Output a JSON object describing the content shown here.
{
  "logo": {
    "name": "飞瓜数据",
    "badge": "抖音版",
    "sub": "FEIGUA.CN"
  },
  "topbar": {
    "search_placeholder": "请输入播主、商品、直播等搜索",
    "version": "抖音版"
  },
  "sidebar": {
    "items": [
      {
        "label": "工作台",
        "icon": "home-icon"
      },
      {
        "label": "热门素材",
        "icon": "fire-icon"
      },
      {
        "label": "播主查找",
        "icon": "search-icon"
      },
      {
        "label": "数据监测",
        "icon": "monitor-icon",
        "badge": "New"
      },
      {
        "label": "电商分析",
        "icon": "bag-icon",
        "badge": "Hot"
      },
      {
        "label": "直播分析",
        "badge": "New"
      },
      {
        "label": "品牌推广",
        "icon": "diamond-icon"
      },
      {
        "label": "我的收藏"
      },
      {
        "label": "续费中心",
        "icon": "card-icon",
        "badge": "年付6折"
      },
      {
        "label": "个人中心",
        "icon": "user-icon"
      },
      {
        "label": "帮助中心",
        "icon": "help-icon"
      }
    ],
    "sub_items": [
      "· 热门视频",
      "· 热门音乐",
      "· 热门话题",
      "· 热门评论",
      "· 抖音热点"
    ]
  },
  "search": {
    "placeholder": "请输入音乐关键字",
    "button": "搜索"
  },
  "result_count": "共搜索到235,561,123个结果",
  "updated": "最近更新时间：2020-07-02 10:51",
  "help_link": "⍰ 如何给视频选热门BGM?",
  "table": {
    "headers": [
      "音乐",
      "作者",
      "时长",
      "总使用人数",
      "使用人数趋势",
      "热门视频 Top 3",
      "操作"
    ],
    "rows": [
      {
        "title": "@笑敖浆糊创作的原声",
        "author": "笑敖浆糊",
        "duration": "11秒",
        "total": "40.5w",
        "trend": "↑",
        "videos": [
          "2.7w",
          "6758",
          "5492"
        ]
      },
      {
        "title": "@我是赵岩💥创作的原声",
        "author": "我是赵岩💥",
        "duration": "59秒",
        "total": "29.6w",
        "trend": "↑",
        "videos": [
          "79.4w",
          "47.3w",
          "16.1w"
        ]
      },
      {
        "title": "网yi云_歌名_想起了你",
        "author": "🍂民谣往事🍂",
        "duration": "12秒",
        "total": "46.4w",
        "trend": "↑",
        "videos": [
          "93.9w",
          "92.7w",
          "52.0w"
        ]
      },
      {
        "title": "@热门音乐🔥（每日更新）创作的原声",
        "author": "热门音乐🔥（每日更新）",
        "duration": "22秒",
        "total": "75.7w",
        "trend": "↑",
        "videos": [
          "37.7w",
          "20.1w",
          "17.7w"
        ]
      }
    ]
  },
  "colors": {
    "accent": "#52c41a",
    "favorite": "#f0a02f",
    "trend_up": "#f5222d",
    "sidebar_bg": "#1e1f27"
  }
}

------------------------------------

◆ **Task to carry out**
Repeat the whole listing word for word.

◆ **Exercise solution**
Output a JSON object describing the content shown here.
{
  "logo": {
    "name": "飞瓜数据",
    "badge": "抖音版",
    "sub": "FEIGUA.CN"
  },
  "topbar": {
    "search_placeholder": "请输入播主、商品、直播等搜索",
    "version": "抖音版"
  },
  "sidebar": {
    "items": [
      {
        "label": "工作台",
        "icon": "home-icon"
      },
      {
        "label": "热门素材",
        "icon": "fire-icon"
      },
      {
        "label": "播主查找",
        "icon": "search-icon"
      },
      {
        "label": "数据监测",
        "icon": "monitor-icon",
        "badge": "New"
      },
      {
        "label": "电商分析",
        "icon": "bag-icon",
        "badge": "Hot"
      },
      {
        "label": "直播分析",
        "badge": "New"
      },
      {
        "label": "品牌推广",
        "icon": "diamond-icon"
      },
      {
        "label": "我的收藏"
      },
      {
        "label": "续费中心",
        "icon": "card-icon",
        "badge": "年付6折"
      },
      {
        "label": "个人中心",
        "icon": "user-icon"
      },
      {
        "label": "帮助中心",
        "icon": "help-icon"
      }
    ],
    "sub_items": [
      "· 热门视频",
      "· 热门音乐",
      "· 热门话题",
      "· 热门评论",
      "· 抖音热点"
    ]
  },
  "search": {
    "placeholder": "请输入音乐关键字",
    "button": "搜索"
  },
  "result_count": "共搜索到235,561,123个结果",
  "updated": "最近更新时间：2020-07-02 10:51",
  "help_link": "⍰ 如何给视频选热门BGM?",
  "table": {
    "headers": [
      "音乐",
      "作者",
      "时长",
      "总使用人数",
      "使用人数趋势",
      "热门视频 Top 3",
      "操作"
    ],
    "rows": [
      {
        "title": "@笑敖浆糊创作的原声",
        "author": "笑敖浆糊",
        "duration": "11秒",
        "total": "40.5w",
        "trend": "↑",
        "videos": [
          "2.7w",
          "6758",
          "5492"
        ]
      },
      {
        "title": "@我是赵岩💥创作的原声",
        "author": "我是赵岩💥",
        "duration": "59秒",
        "total": "29.6w",
        "trend": "↑",
        "videos": [
          "79.4w",
          "47.3w",
          "16.1w"
        ]
      },
      {
        "title": "网yi云_歌名_想起了你",
        "author": "🍂民谣往事🍂",
        "duration": "12秒",
        "total": "46.4w",
        "trend": "↑",
        "videos": [
          "93.9w",
          "92.7w",
          "52.0w"
        ]
      },
      {
        "title": "@热门音乐🔥（每日更新）创作的原声",
        "author": "热门音乐🔥（每日更新）",
        "duration": "22秒",
        "total": "75.7w",
        "trend": "↑",
        "videos": [
          "37.7w",
          "20.1w",
          "17.7w"
        ]
      }
    ]
  },
  "colors": {
    "accent": "#52c41a",
    "favorite": "#f0a02f",
    "trend_up": "#f5222d",
    "sidebar_bg": "#1e1f27"
  }
}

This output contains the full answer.